BLACKWELL: Let's talk about gas prices. Last time you and I spoke was in February and you touted the President's three-point plan to bring down the price of a gallon of gas. Back then it was about $3.46 a gallon, it's almost a dollar more now.


What left is there to do?

BERNSTEIN: Well, probably if that was in February, assuming it was before February 24th, that's pre invasion. And one of the things that this president has been very clear with about the American people, you just heard him talking about it now, the atrocities that Russia is imposing on the sovereign state of Ukraine are definitely playing out in commodity prices: food, energy, gasoline, fertilizer and so we have to continue to ramp up our efforts.

Now, since then, the President has overseen a plan to release 180 million barrels of oil from the Strategic Reserves. That is a historic release from those oil reserves that we control. He's gotten our European partners to add 60 million barrels to that. He's out in the Midwest today where he has waived E15, ethanol rules such that they can increase their supply of biofuel additives to gasoline, and that will increase the supply there. And, of course, he's working with our partners and other producing countries energy producing countries to make sure that they hit their energy quotas.

BLACKWELL: And still gas is at a record high. Let me ask you about this potential gas tax holiday. You got 30 Democrats on the Hill who support legislation. Right now, it's $18.4 a gallon. States are creating this holiday. Is that under serious consideration, supporting that brief respite and maybe through the end of the year for drivers?

BERNSTEIN: Let me put it this way, Victor, that is very much on the table as any other good idea that comes our way to help ease these price pressures. I think the key thing for listeners to recognize is that gasoline, oil in particular, is a global market, all right. The globe consumes a hundred million barrels of oil per day.

Now anything we can do at the margin, that is even a million barrels per day, that release from the strategic reserve, 1 million barrels per day for the next six months is going to help in that regard.
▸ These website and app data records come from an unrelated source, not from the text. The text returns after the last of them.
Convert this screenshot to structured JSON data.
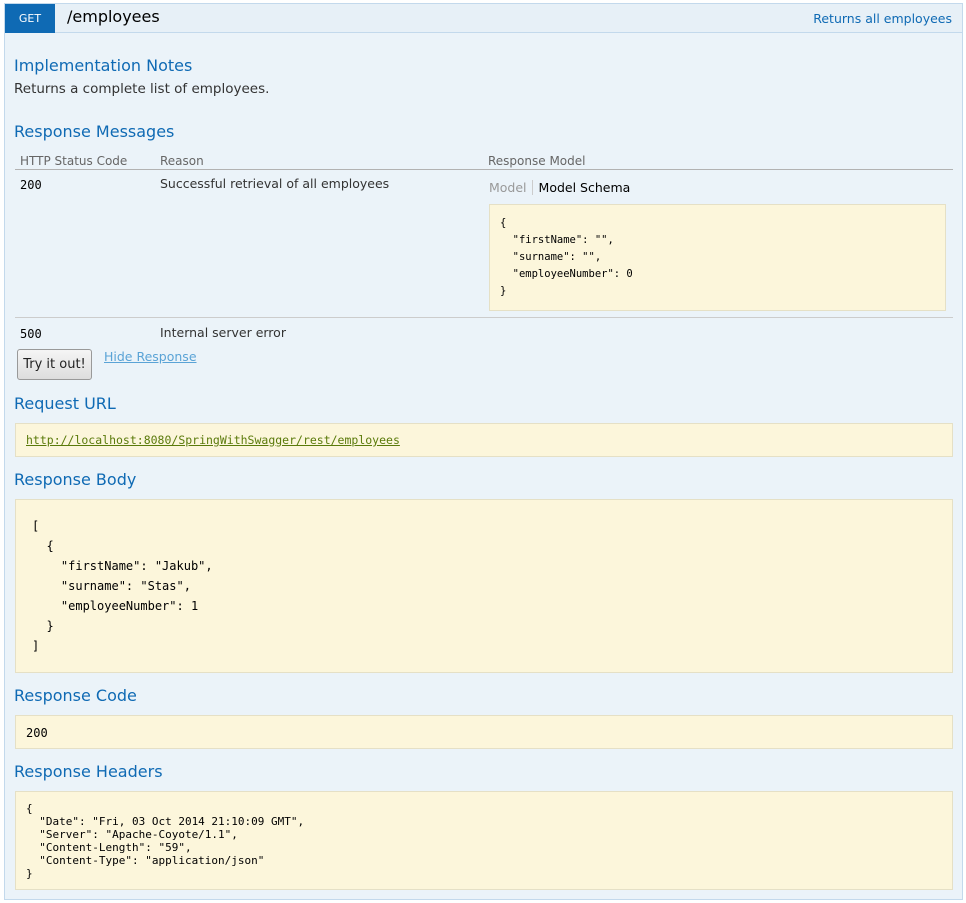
{
  "operation": {
    "method": "GET",
    "path": "/employees",
    "summary": "Returns all employees"
  },
  "implementation": {
    "heading": "Implementation Notes",
    "notes": "Returns a complete list of employees."
  },
  "response_messages": {
    "heading": "Response Messages",
    "columns": [
      "HTTP Status Code",
      "Reason",
      "Response Model"
    ],
    "rows": [
      {
        "code": "200",
        "reason": "Successful retrieval of all employees"
      },
      {
        "code": "500",
        "reason": "Internal server error"
      }
    ],
    "model_tabs": {
      "model": "Model",
      "schema": "Model Schema"
    },
    "schema_lines": [
      "{",
      "  \"firstName\": \"\",",
      "  \"surname\": \"\",",
      "  \"employeeNumber\": 0",
      "}"
    ]
  },
  "actions": {
    "try_button": "Try it out!",
    "hide_link": "Hide Response"
  },
  "request_url": {
    "heading": "Request URL",
    "url": "http://localhost:8080/SpringWithSwagger/rest/employees"
  },
  "response_body": {
    "heading": "Response Body",
    "lines": [
      "[",
      "  {",
      "    \"firstName\": \"Jakub\",",
      "    \"surname\": \"Stas\",",
      "    \"employeeNumber\": 1",
      "  }",
      "]"
    ]
  },
  "response_code": {
    "heading": "Response Code",
    "value": "200"
  },
  "response_headers": {
    "heading": "Response Headers",
    "lines": [
      "{",
      "  \"Date\": \"Fri, 03 Oct 2014 21:10:09 GMT\",",
      "  \"Server\": \"Apache-Coyote/1.1\",",
      "  \"Content-Length\": \"59\",",
      "  \"Content-Type\": \"application/json\"",
      "}"
    ]
  },
  "colors": {
    "method_badge": "#0f6ab4",
    "heading": "#0f6ab4",
    "panel_bg": "#ebf3f9",
    "snippet_bg": "#fcf6db"
  }
}
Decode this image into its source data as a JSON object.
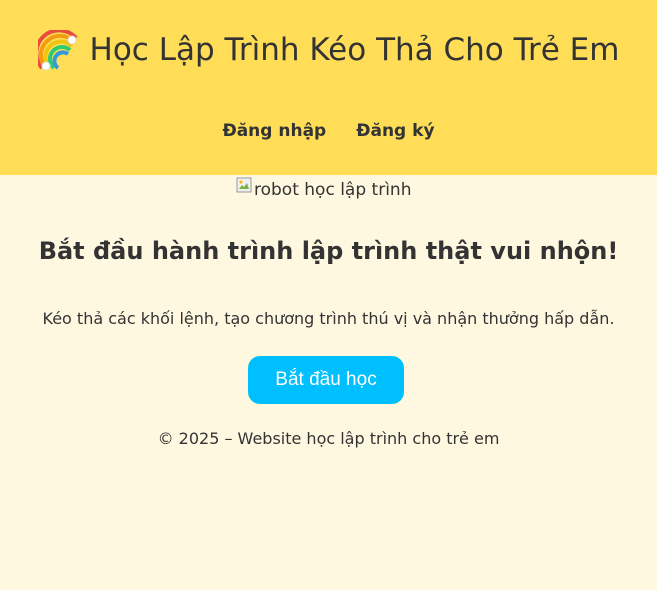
{
  "header": {
    "title": "Học Lập Trình Kéo Thả Cho Trẻ Em",
    "title_icon": "rainbow-icon",
    "nav": [
      {
        "label": "Đăng nhập"
      },
      {
        "label": "Đăng ký"
      }
    ],
    "background_color": "#ffdd57"
  },
  "hero": {
    "image_alt": "robot học lập trình",
    "image_icon": "broken-image-icon",
    "title": "Bắt đầu hành trình lập trình thật vui nhộn!",
    "description": "Kéo thả các khối lệnh, tạo chương trình thú vị và nhận thưởng hấp dẫn.",
    "start_label": "Bắt đầu học",
    "button_color": "#00bfff"
  },
  "footer": {
    "text": "© 2025 – Website học lập trình cho trẻ em"
  },
  "page_background": "#fff8e1"
}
But the President's been straight up with the American people about this that we are trying to help the atrocities being perpetuated on Ukraine and that will put pressure on commodity prices. That said, every good idea is on the table.

BLACKWELL: All right. Jared Bernstein, always appreciate your time, sir. Thank you.

BERNSTEIN: Thank you, Victor.

CAMEROTA: A crisis, that's what parents are calling the dire shortage of infant baby formula, so what can be done, next.